Lyrics are stronger, too. Early Wooden Wand lines served up a mix of religious mania, spiritual questing, baroque imagery, and hard-lived folk maxims in radical juxtaposition with one another, creating a web of recycled metaphysical babble. Toth's still speaking in borrowed tongues, but now his phrasing's more concise, his arrangements more purposive. He spins one-liners as well as any blog-approved MC ("I get the news from my shoes/ Traffic reports from my shorts") and gives cryptic twists to familiar ideas ("I have always wished I could be born again to you"), and his stonewashed voice anchors his verbal hijinks quite well. Toth's pipes sound warm and rich as a vintage tube amp, lending a stamp of earnestness to his playfulness. As memorable and affecting as his lines are, however, Toth's songs still resist clear narrative and don't make a hell of a lot of sense in the end; they reflect keenly the stakes of their singer's self-described "spiritual dilettantism," stringing together unlikely sets of eloquently-voiced ideas and images into wholes that lack the sense of closure and certainty implied by their parts. Wand's grown adept at rendering faith's brilliant flashes while discarding, for better and worse, its weighty principles.
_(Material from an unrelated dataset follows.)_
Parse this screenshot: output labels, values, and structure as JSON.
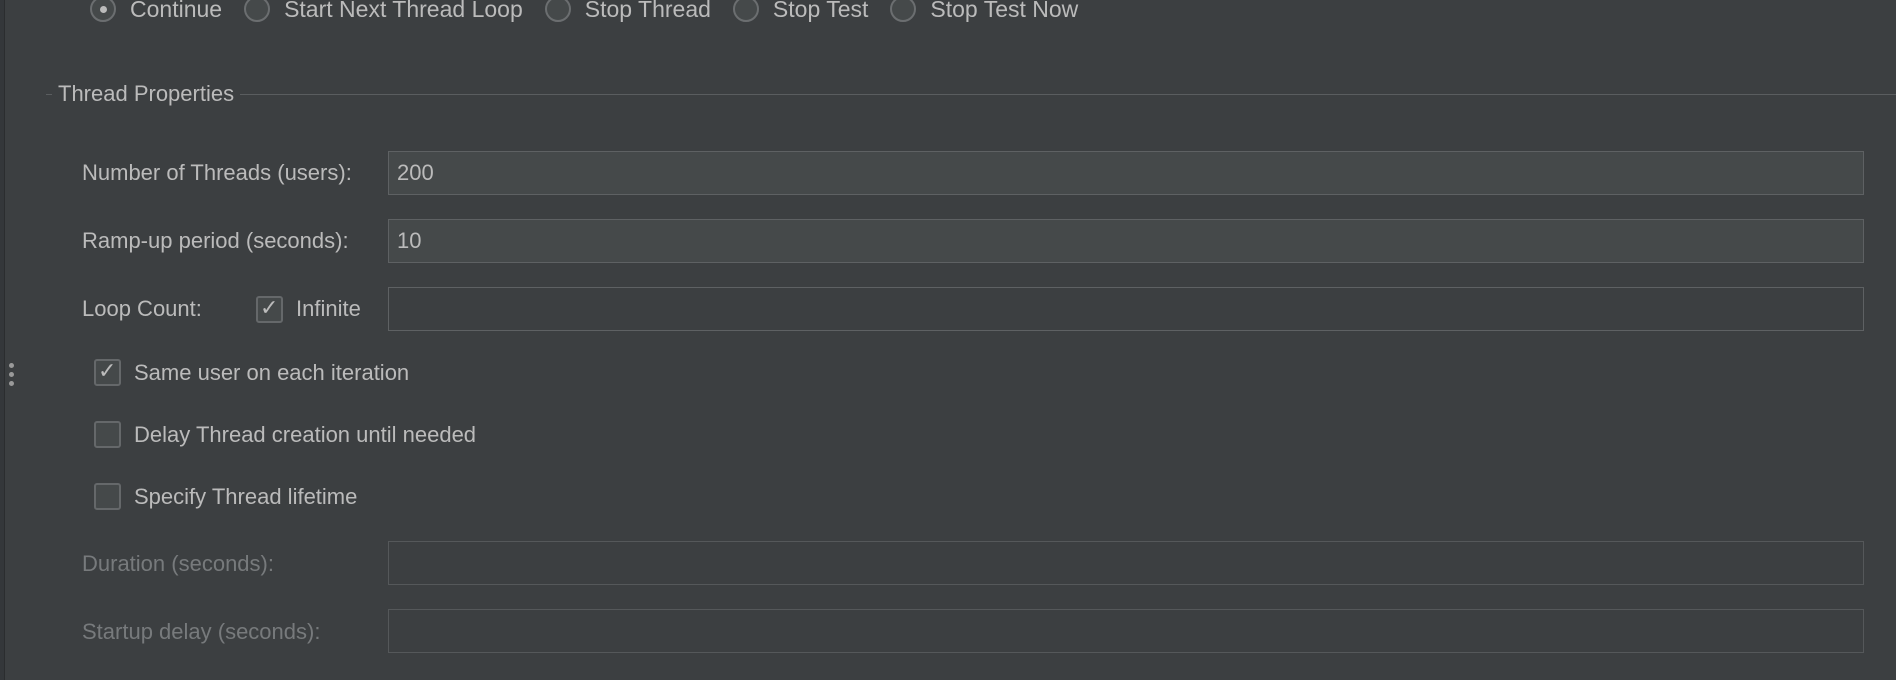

The more I listen, the more it seems that Toth's choice of cover art – a takeoff of John and Beverly Martyn's 1970 cult classic Stormbringer! – is particularly apt, much more than just another of his frequent tips of the hat to musical icons. Stormbringer! was the point where John Martyn really came into his own. His two previous records bore heavily the influence of Topic Records-style revivalist folk, while Stormbringer! injected a heavy dose of slightly experimental pop into Martyn's Anglophone aesthetic, thanks largely to backing contributions from members of The Band. Second Attention is the sound of another artist finding his home with a new cast of musicians, breaking away from his strong-but-derivative past, and hitting his stride. Funny (or perhaps prescient) that Toth should wait until now to rip off a classic album's cover: he sounds his most comfortable yet in his own skin here.
1. Crucifixion Pt. II
2. Portrait in the Clouds
3. Rolling One Sun Blues
4. Sweet Xiao Li
5. Hot Death
6. Mother Midnight
7. The Bleeder
9. Dead Sue
10. Los Angeles Manna